be able to carry about 188 tonnes (414,000 lb) to Low Earth orbit (LEO), and 71 tonnes (157,000 lb) to the Moon
In 1983, physicist Bernard Cohen proposed that uranium is effectively inexhaustible, and could therefore be considered a renewable source of energy. He claims that fast breeder reactors, fueled by naturally replenished uranium extracted from seawater, could supply energy at least as long as the sun's expected remaining lifespan of five billion years. - whilst uranium is a finite resource mineral resource within the earth, the hydrogen in the sun is finite too - thus, if the resource of nuclear fuel can last over such time scales, as Cohen contents, then nuclear energy is every bit as sustainable as solar power or any other source of energy, in terms of sustainability over the finite realistic time scale of life surviving on this planet.
We thus conclude that all the world’s energy requirements for the remaining 5×109 yr of existence of life on Earth could be provided by breeder reactors without the cost of electricity rising by as much as 1% due to fuel costs.
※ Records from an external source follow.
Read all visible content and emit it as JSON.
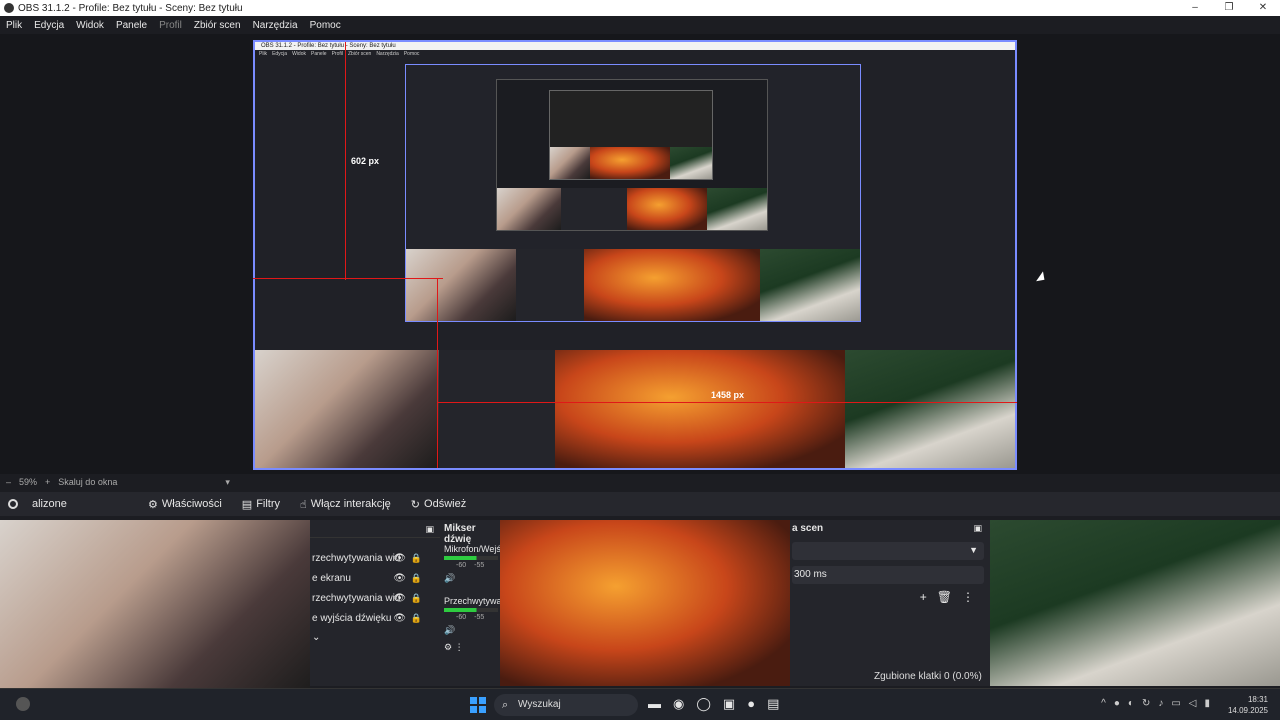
{
  "window": {
    "title": "OBS 31.1.2 - Profile: Bez tytułu - Sceny: Bez tytułu",
    "controls": [
      "–",
      "❐",
      "✕"
    ]
  },
  "menu": [
    "Plik",
    "Edycja",
    "Widok",
    "Panele",
    "Profil",
    "Zbiór scen",
    "Narzędzia",
    "Pomoc"
  ],
  "preview": {
    "dim_vertical": "602 px",
    "dim_horizontal": "1458 px"
  },
  "zoom": {
    "minus": "–",
    "value": "59%",
    "plus": "+",
    "mode": "Skaluj do okna",
    "dropdown": "▾"
  },
  "source_toolbar": {
    "source_name": "alizone",
    "properties": "Właściwości",
    "filters": "Filtry",
    "interact": "Włącz interakcję",
    "refresh": "Odśwież"
  },
  "sources_dock": {
    "items": [
      "rzechwytywania wid",
      "e ekranu",
      "rzechwytywania wid",
      "e wyjścia dźwięku"
    ]
  },
  "mixer_dock": {
    "title": "Mikser dźwię",
    "tracks": [
      {
        "name": "Mikrofon/Wejść",
        "scale_a": "-60",
        "scale_b": "-55"
      },
      {
        "name": "Przechwytywa",
        "scale_a": "-60",
        "scale_b": "-55"
      }
    ]
  },
  "transitions_dock": {
    "title": "a scen",
    "duration": "300 ms"
  },
  "status": {
    "dropped_frames": "Zgubione klatki 0 (0.0%)"
  },
  "taskbar": {
    "search_placeholder": "Wyszukaj",
    "time": "18:31",
    "date": "14.09.2025"
  }
}
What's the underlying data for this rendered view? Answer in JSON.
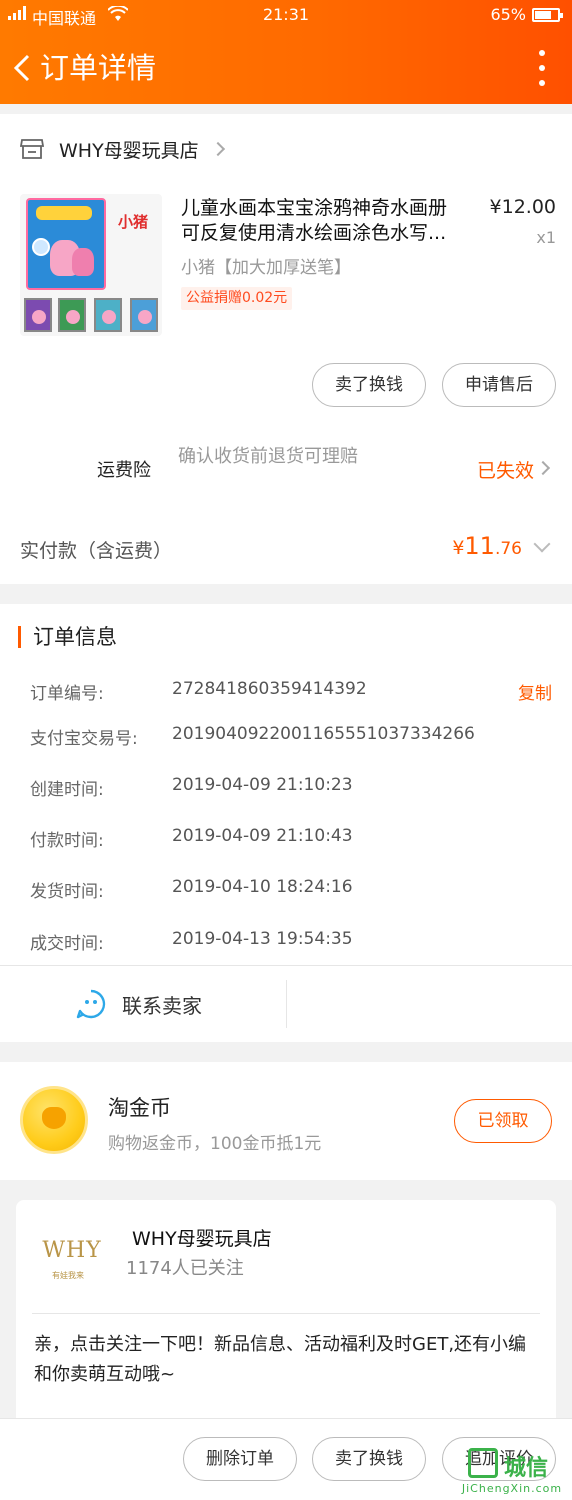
{
  "status_bar": {
    "carrier": "中国联通",
    "time": "21:31",
    "battery": "65%"
  },
  "header": {
    "title": "订单详情",
    "back_icon": "chevron-left-icon",
    "more_icon": "more-vertical-icon"
  },
  "shop": {
    "name": "WHY母婴玩具店",
    "icon": "store-icon"
  },
  "item": {
    "title_line1": "儿童水画本宝宝涂鸦神奇水画册",
    "title_line2": "可反复使用清水绘画涂色水写...",
    "price": "¥12.00",
    "qty": "x1",
    "sku": "小猪【加大加厚送笔】",
    "charity": "公益捐赠0.02元",
    "thumb_tag": "小猪"
  },
  "item_actions": {
    "sell": "卖了换钱",
    "after_sales": "申请售后"
  },
  "insurance": {
    "label": "运费险",
    "desc": "确认收货前退货可理赔",
    "status": "已失效"
  },
  "payment": {
    "label": "实付款（含运费）",
    "currency": "¥",
    "amount_int": "11",
    "amount_dec": ".76"
  },
  "order_info": {
    "title": "订单信息",
    "rows": [
      {
        "label": "订单编号:",
        "value": "272841860359414392"
      },
      {
        "label": "支付宝交易号:",
        "value": "2019040922001165551037334266"
      },
      {
        "label": "创建时间:",
        "value": "2019-04-09 21:10:23"
      },
      {
        "label": "付款时间:",
        "value": "2019-04-09 21:10:43"
      },
      {
        "label": "发货时间:",
        "value": "2019-04-10 18:24:16"
      },
      {
        "label": "成交时间:",
        "value": "2019-04-13 19:54:35"
      }
    ],
    "copy": "复制"
  },
  "contact": {
    "label": "联系卖家",
    "icon": "chat-face-icon"
  },
  "coins": {
    "title": "淘金币",
    "sub": "购物返金币，100金币抵1元",
    "button": "已领取"
  },
  "follow": {
    "logo_text": "WHY",
    "logo_sub": "有娃我来",
    "name": "WHY母婴玩具店",
    "fans": "1174人已关注",
    "message": "亲，点击关注一下吧！新品信息、活动福利及时GET,还有小编和你卖萌互动哦~"
  },
  "bottom_actions": {
    "delete": "删除订单",
    "sell": "卖了换钱",
    "review": "追加评价"
  },
  "watermark": {
    "cn": "城信",
    "en": "JiChengXin.com"
  },
  "colors": {
    "accent": "#ff5a00",
    "header_start": "#ff7a00",
    "header_end": "#ff5000",
    "watermark": "#3bb24a"
  }
}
This is consistent with the definition of a “renewable” energy source in the sense in which that term is generally used.
His paper assumes extraction of uranium from seawater at the rate of 16 kilotonnes (35×10^6 lb) per year of uranium and that the cost of electricity will rise no more than 1% due to fuel costs. The current demand for uranium is already near 70 kilotonnes (150×10^6 lb) per year. Cohen's paper does not give a date when demand of uranium exceeds the supply of uranium. However, since he calculates using breeder technology uranium would be used at least 60 times more efficiently than today.
[edit on 13-5-2009 by ANNED]